There are almost innumerable tools to assist you in planning your state and achieving your financial goals for yourself and your family. One particular type of estate planning tool that many overlook until they seek the advice of an experienced legal estate planner is a trust. There seems to be a misconception that only the very wealthy can benefit from constructing a trust. We at the Sirkin Law Group, P.C. know that this is simply not true. We have extensive experience and helping our clients to identify their goals and what kinds of trusts would benefit them and their case.
What is a trust?
While there are many different types of trusts all trusts involve the transfer of assets from the person giving the assets, who is called the settlor, to the actual trust. All trusts also require that a trustee be named. The trustee is the person responsible for administering the trust in accordance with the terms as laid out by the original settlor. Trusts also must have a beneficiary. The beneficiary is the person who receives the benefit of the trust. Choosing the right trustee and the right beneficiary can have far-reaching implications for your trust. We have extensive experience in helping our clients review their options and selecting the right people and tools to help achieve their goals.
A revocable trust is a type of trust that many of our clients have used. With a revocable trust, the settlor retains the power to change the conditions of the trust. The settlor, the trustee, and beneficiary can all be the same person in some situations. However this does not have to be the case and a settlor is free to name a trustee and beneficiary that are completely separate. Revocable trusts carry with them particular tax ramifications to both the settlor and the beneficiary.
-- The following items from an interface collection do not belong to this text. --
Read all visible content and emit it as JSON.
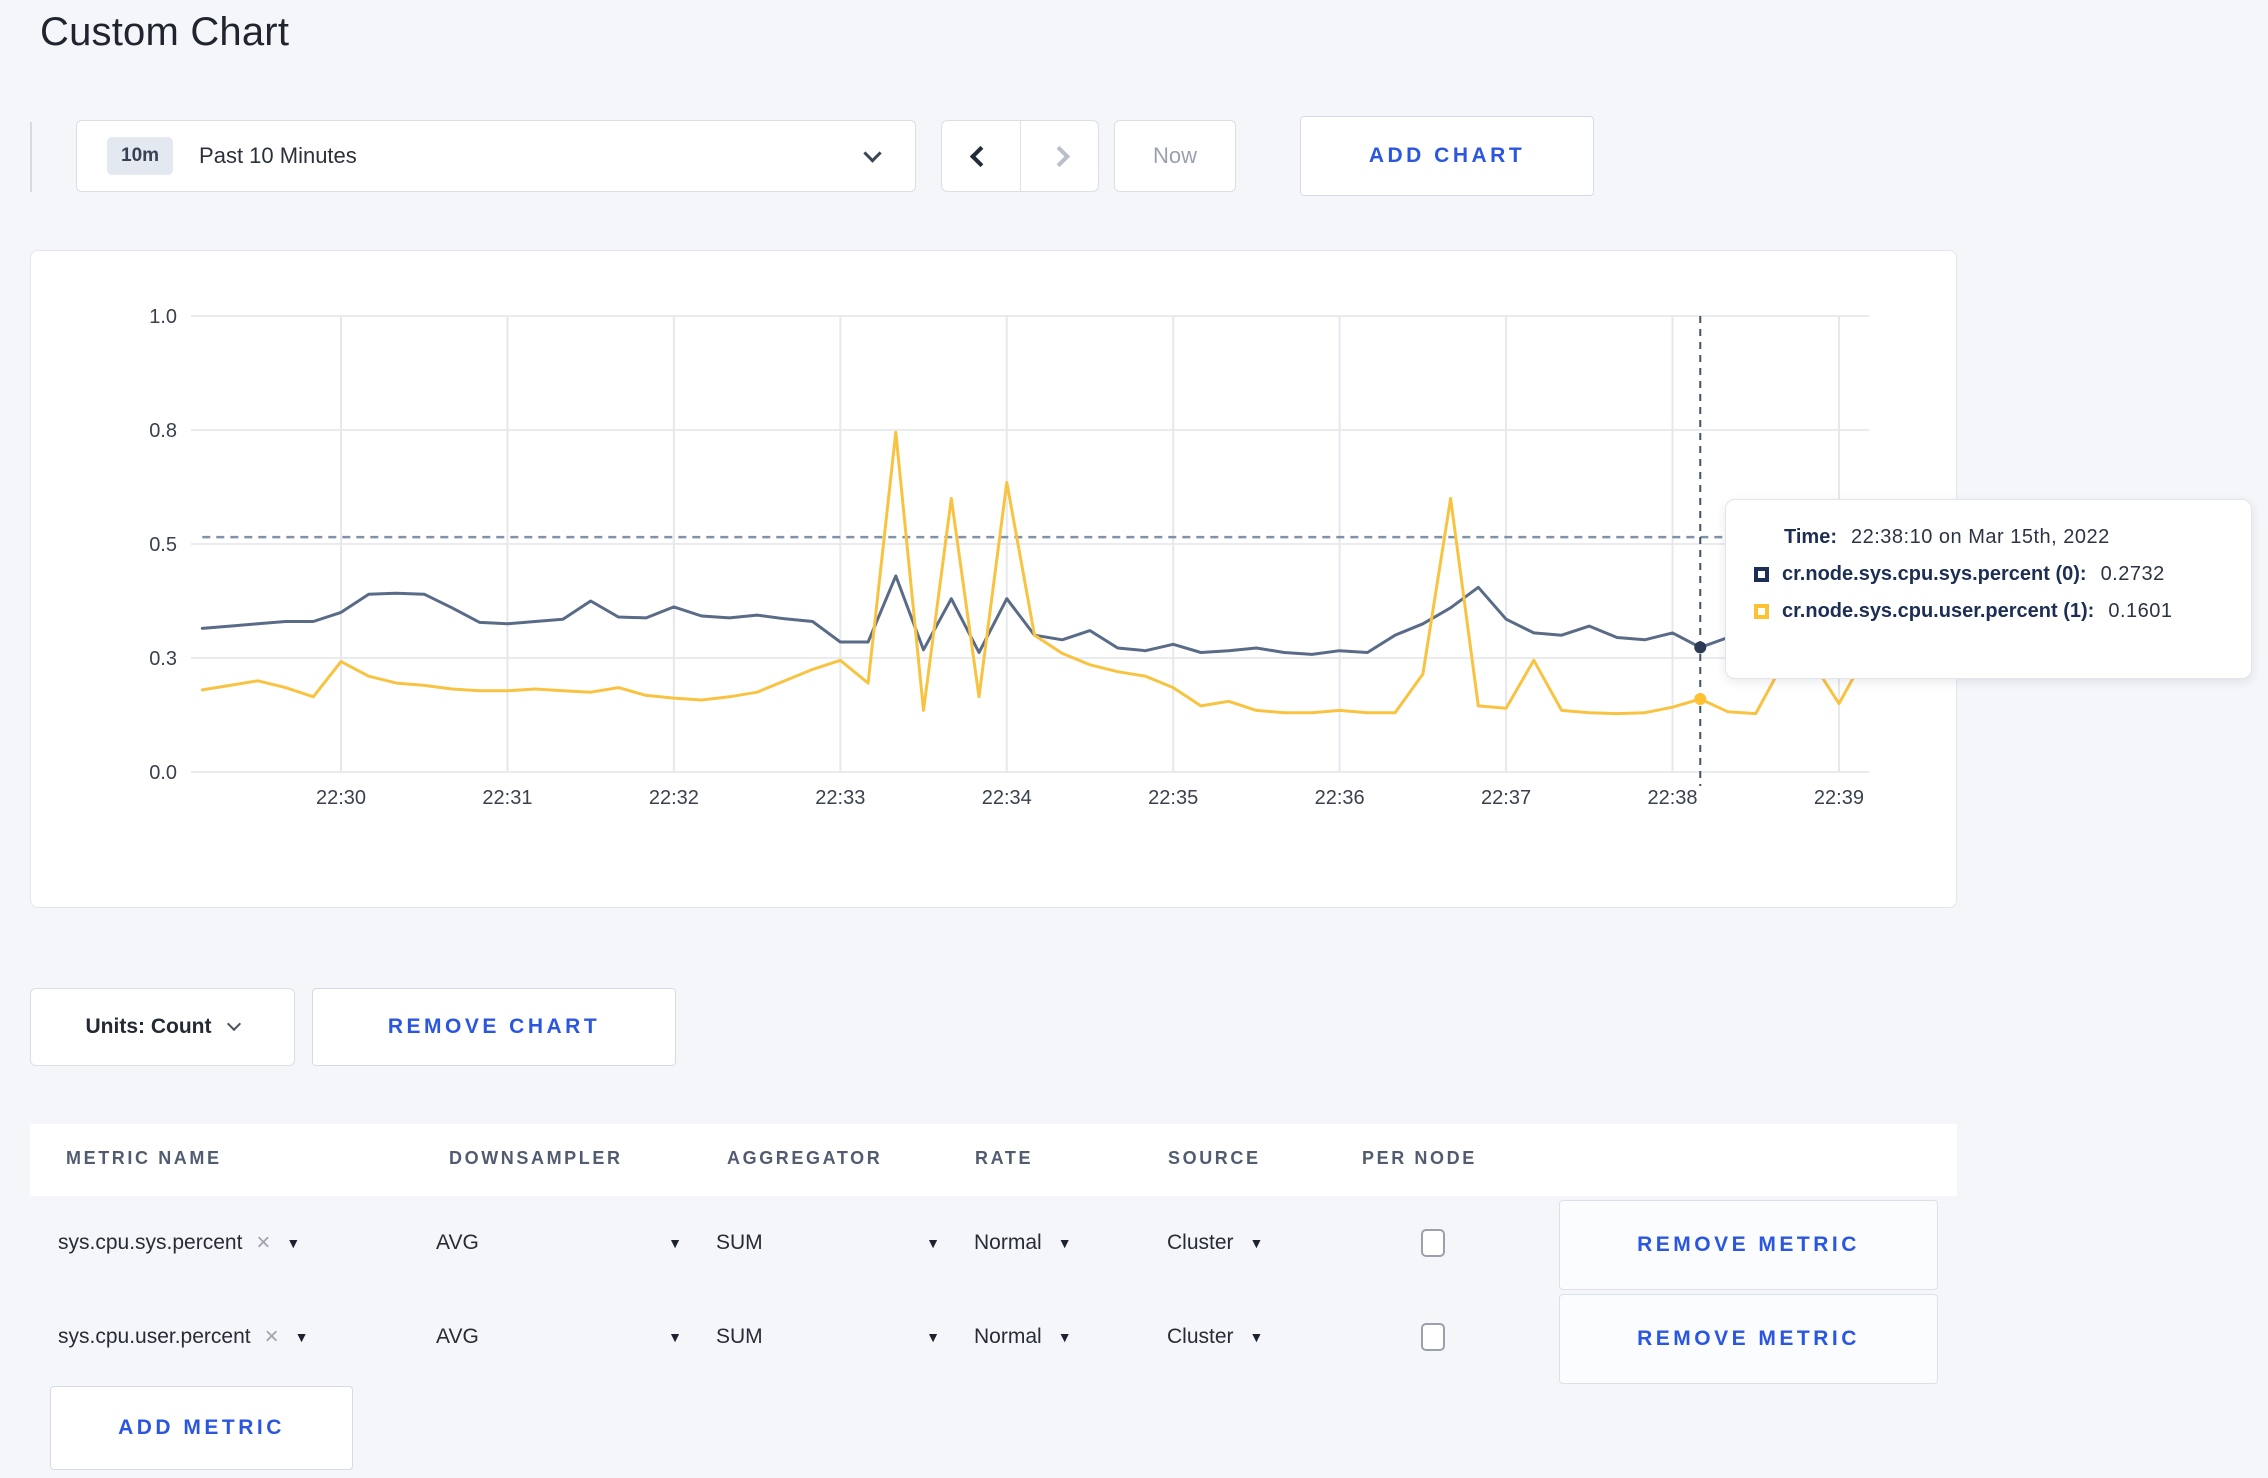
{
  "page": {
    "title": "Custom Chart"
  },
  "toolbar": {
    "time_window_badge": "10m",
    "time_window_label": "Past 10 Minutes",
    "now_label": "Now",
    "add_chart_label": "ADD CHART"
  },
  "icons": {
    "close": "×",
    "caret_down": "▼"
  },
  "colors": {
    "accent_blue": "#2b57e0",
    "series_sys": "#5a6b87",
    "series_user": "#f9c342",
    "tooltip_navy": "#1d2e55",
    "tooltip_yellow": "#fdc132",
    "page_bg": "#f4f6f9"
  },
  "chart_data": {
    "type": "line",
    "title": "",
    "grid": true,
    "ylim": [
      0,
      1
    ],
    "y_tick_labels": [
      "1.0",
      "0.8",
      "0.5",
      "0.3",
      "0.0"
    ],
    "y_tick_values": [
      1.0,
      0.75,
      0.5,
      0.25,
      0.0
    ],
    "x_tick_labels": [
      "22:30",
      "22:31",
      "22:32",
      "22:33",
      "22:34",
      "22:35",
      "22:36",
      "22:37",
      "22:38",
      "22:39"
    ],
    "x_start": "22:29:10",
    "x_step_seconds": 10,
    "threshold_value": 0.515,
    "legend_position": "tooltip",
    "hover": {
      "index": 54,
      "time": "22:38:10"
    },
    "series": [
      {
        "name": "cr.node.sys.cpu.sys.percent",
        "color": "#5a6b87",
        "dot_color": "#2c3a55",
        "values": [
          0.315,
          0.32,
          0.325,
          0.33,
          0.33,
          0.35,
          0.39,
          0.392,
          0.39,
          0.36,
          0.328,
          0.325,
          0.33,
          0.335,
          0.375,
          0.34,
          0.338,
          0.362,
          0.342,
          0.338,
          0.344,
          0.336,
          0.33,
          0.285,
          0.285,
          0.43,
          0.268,
          0.38,
          0.262,
          0.38,
          0.3,
          0.29,
          0.31,
          0.272,
          0.266,
          0.28,
          0.262,
          0.266,
          0.272,
          0.262,
          0.258,
          0.266,
          0.262,
          0.3,
          0.325,
          0.36,
          0.405,
          0.335,
          0.305,
          0.3,
          0.32,
          0.295,
          0.29,
          0.305,
          0.2732,
          0.295,
          0.3,
          0.295,
          0.3,
          0.31,
          0.305
        ]
      },
      {
        "name": "cr.node.sys.cpu.user.percent",
        "color": "#f9c342",
        "dot_color": "#fdc132",
        "values": [
          0.18,
          0.19,
          0.2,
          0.185,
          0.165,
          0.242,
          0.21,
          0.195,
          0.19,
          0.182,
          0.178,
          0.178,
          0.182,
          0.178,
          0.175,
          0.185,
          0.168,
          0.162,
          0.158,
          0.165,
          0.175,
          0.2,
          0.225,
          0.245,
          0.195,
          0.745,
          0.135,
          0.6,
          0.165,
          0.635,
          0.3,
          0.26,
          0.235,
          0.22,
          0.21,
          0.185,
          0.145,
          0.155,
          0.135,
          0.13,
          0.13,
          0.135,
          0.13,
          0.13,
          0.215,
          0.6,
          0.145,
          0.14,
          0.245,
          0.135,
          0.13,
          0.128,
          0.13,
          0.142,
          0.1601,
          0.132,
          0.128,
          0.24,
          0.245,
          0.15,
          0.26
        ]
      }
    ]
  },
  "tooltip": {
    "time_label": "Time:",
    "time_value": "22:38:10 on Mar 15th, 2022",
    "rows": [
      {
        "name": "cr.node.sys.cpu.sys.percent (0):",
        "value": "0.2732",
        "color": "#1d2e55"
      },
      {
        "name": "cr.node.sys.cpu.user.percent (1):",
        "value": "0.1601",
        "color": "#fdc132"
      }
    ]
  },
  "chart_controls": {
    "units_label": "Units: Count",
    "remove_chart_label": "REMOVE CHART"
  },
  "metrics_table": {
    "headers": [
      "METRIC NAME",
      "DOWNSAMPLER",
      "AGGREGATOR",
      "RATE",
      "SOURCE",
      "PER NODE"
    ],
    "rows": [
      {
        "metric": "sys.cpu.sys.percent",
        "downsampler": "AVG",
        "aggregator": "SUM",
        "rate": "Normal",
        "source": "Cluster",
        "per_node_checked": false,
        "remove_label": "REMOVE METRIC"
      },
      {
        "metric": "sys.cpu.user.percent",
        "downsampler": "AVG",
        "aggregator": "SUM",
        "rate": "Normal",
        "source": "Cluster",
        "per_node_checked": false,
        "remove_label": "REMOVE METRIC"
      }
    ],
    "add_metric_label": "ADD METRIC"
  }
}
Our team of experienced attorneys can help you to review the terms and requirements of a revocable trust and decide if it is right for you and your goals.
Conversely, an irrevocable trust is one that cannot be changed after the transfer is made to the trust. However, courts can change the trust under special circumstances. Irrevocable trusts often come into being under the terms of a last will and testament. Under an irrevocable trust, as with a revocable trust, there are particular tax and financial ramifications for the settlor and a beneficiary. We have wide-ranging experience with estate planning and trusts, and can provide you with special insight in your case as to whether an irrevocable trust is right for your plan.
Special needs trusts
We are also skilled in the creation of special needs trusts. If you are thinking of making a gift of assets either now or the time of your death to a person who receives disability payments, Medicaid, or other state benefits doing so without consulting our experienced team about the creation of a Special Needs Trust could inadvertently results in the loss of eligibility of benefits. We can talk with you about the availability and appropriateness of a Special Needs Trust to help financially support your friend or family member while still making sure that he or she maintains eligibility for the benefits required to help maintain stability and health.
Contact us today so we can review your goals and talk about what type of trust can help your future and that of your friends and loved ones.